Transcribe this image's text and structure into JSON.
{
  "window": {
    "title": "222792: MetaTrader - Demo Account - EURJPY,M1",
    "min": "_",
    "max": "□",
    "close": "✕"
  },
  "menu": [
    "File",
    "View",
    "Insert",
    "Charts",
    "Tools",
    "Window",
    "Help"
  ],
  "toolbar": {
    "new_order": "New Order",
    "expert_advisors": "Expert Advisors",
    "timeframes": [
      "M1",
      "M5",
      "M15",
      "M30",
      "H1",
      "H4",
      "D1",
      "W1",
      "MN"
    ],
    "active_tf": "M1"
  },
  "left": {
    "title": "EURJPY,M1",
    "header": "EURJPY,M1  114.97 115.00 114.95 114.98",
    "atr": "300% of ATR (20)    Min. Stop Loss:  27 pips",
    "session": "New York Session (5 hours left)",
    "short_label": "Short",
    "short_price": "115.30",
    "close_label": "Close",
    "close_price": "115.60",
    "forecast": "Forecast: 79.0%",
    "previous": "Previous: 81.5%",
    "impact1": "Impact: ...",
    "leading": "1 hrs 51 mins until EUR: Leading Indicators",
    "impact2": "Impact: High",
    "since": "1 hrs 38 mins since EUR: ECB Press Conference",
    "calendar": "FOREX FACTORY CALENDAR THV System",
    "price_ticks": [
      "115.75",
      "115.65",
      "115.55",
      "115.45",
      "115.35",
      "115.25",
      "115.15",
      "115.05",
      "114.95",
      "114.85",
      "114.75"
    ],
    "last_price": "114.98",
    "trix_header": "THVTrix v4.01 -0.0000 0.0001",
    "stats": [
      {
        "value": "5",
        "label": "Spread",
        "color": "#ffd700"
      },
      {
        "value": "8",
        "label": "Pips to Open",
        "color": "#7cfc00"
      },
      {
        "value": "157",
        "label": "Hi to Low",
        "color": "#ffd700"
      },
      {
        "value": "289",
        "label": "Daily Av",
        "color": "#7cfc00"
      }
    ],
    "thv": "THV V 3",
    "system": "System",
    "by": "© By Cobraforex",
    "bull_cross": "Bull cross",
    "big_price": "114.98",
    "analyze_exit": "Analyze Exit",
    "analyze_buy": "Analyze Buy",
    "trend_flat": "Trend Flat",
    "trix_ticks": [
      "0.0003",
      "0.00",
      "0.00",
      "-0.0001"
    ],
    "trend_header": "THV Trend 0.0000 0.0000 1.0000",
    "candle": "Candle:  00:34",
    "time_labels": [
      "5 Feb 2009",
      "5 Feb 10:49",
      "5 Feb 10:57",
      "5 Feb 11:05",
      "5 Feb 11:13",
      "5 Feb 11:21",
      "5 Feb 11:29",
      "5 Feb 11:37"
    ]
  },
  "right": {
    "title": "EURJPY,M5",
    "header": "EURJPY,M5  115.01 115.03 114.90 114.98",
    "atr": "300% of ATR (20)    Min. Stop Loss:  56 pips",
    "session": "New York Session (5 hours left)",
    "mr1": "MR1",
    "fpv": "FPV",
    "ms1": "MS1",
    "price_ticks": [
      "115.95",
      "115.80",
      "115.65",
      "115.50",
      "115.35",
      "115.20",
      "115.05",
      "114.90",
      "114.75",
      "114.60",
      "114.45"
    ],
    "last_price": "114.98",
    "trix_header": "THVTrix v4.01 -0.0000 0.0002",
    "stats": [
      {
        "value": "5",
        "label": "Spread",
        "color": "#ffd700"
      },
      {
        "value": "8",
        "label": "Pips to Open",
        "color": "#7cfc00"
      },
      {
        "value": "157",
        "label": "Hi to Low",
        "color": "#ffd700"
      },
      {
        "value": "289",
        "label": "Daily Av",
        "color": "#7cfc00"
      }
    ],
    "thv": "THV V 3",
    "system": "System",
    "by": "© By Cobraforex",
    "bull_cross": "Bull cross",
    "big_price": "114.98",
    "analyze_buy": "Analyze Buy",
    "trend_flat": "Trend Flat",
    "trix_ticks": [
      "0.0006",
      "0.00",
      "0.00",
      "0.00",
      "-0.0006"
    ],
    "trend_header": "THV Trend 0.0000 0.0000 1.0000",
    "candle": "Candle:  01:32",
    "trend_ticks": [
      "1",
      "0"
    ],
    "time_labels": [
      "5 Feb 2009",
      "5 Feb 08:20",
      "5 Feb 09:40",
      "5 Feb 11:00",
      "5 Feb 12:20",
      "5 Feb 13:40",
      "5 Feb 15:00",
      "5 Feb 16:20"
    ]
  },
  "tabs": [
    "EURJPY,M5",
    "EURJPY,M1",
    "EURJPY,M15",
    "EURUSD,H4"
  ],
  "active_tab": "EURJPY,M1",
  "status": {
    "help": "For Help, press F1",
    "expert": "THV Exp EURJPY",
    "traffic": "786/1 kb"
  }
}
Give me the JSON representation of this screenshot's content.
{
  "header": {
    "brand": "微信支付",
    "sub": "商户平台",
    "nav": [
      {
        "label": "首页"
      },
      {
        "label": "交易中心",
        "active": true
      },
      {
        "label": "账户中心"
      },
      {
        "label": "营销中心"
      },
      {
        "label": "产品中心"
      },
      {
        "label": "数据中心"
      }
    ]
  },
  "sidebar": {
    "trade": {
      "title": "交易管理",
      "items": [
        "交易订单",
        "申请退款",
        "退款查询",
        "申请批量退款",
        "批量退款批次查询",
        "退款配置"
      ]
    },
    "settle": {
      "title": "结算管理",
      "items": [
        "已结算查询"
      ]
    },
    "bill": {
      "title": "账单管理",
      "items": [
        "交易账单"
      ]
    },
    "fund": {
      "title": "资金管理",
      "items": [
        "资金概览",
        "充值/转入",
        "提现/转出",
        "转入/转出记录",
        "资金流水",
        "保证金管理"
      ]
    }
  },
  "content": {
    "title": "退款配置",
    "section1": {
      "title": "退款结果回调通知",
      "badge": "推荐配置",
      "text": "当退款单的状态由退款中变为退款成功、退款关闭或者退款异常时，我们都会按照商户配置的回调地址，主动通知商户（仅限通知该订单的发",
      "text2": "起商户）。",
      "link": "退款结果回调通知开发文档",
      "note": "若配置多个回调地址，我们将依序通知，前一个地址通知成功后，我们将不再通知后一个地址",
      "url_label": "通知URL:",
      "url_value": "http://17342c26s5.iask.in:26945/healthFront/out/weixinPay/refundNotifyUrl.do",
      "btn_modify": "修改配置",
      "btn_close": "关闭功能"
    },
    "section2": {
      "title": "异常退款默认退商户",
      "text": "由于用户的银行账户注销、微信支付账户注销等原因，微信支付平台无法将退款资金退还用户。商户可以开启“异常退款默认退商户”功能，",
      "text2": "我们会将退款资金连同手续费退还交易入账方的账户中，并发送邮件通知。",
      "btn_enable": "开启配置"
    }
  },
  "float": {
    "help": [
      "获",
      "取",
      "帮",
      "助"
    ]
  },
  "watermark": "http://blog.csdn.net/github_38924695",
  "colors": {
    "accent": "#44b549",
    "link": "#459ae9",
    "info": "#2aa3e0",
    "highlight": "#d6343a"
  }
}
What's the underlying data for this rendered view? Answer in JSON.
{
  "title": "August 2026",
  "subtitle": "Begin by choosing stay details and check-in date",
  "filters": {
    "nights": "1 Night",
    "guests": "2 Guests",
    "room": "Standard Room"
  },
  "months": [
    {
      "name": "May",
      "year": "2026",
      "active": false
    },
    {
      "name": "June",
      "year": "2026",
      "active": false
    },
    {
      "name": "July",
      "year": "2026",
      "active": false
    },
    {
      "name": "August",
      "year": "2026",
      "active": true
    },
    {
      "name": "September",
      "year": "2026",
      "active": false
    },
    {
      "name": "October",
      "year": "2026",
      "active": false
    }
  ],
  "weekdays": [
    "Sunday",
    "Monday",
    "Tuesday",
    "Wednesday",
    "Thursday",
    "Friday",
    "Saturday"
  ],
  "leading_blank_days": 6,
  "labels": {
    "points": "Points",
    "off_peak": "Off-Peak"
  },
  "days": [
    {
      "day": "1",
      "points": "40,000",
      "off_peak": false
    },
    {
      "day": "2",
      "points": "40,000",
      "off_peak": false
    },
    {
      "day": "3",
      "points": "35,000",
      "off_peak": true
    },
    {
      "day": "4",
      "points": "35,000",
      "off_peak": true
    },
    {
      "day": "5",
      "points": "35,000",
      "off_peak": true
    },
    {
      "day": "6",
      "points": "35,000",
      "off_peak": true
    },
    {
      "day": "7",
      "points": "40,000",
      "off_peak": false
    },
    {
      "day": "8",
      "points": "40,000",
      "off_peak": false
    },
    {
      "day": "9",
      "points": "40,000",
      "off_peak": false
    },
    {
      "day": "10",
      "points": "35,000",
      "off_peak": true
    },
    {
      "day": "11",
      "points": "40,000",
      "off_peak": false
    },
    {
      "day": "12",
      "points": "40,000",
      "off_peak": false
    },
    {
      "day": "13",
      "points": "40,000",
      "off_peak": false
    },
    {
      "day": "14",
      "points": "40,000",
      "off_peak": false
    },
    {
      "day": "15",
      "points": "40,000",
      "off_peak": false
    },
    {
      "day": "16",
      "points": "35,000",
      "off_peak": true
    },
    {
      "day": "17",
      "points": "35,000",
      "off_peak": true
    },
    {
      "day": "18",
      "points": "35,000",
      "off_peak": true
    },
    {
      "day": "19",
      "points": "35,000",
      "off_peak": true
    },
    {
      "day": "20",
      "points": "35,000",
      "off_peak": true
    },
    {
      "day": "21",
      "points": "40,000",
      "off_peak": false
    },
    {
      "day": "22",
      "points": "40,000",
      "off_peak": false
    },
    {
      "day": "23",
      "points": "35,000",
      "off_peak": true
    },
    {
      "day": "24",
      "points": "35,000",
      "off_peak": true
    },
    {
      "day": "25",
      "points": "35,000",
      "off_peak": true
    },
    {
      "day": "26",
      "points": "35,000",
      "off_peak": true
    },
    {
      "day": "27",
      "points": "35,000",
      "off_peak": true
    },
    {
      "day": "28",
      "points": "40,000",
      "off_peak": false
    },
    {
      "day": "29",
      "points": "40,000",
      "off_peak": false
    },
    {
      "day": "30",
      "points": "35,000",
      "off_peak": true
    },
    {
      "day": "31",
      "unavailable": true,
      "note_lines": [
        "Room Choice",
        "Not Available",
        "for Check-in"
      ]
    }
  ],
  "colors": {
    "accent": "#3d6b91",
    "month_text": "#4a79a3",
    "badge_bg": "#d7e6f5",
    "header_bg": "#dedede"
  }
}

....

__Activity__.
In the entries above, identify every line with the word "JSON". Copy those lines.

__Result of this exercise__.
Transcribe this image's text and structure into JSON.
Give me the JSON representation of this screenshot's content.
What's the underlying data for this rendered view? Answer in JSON.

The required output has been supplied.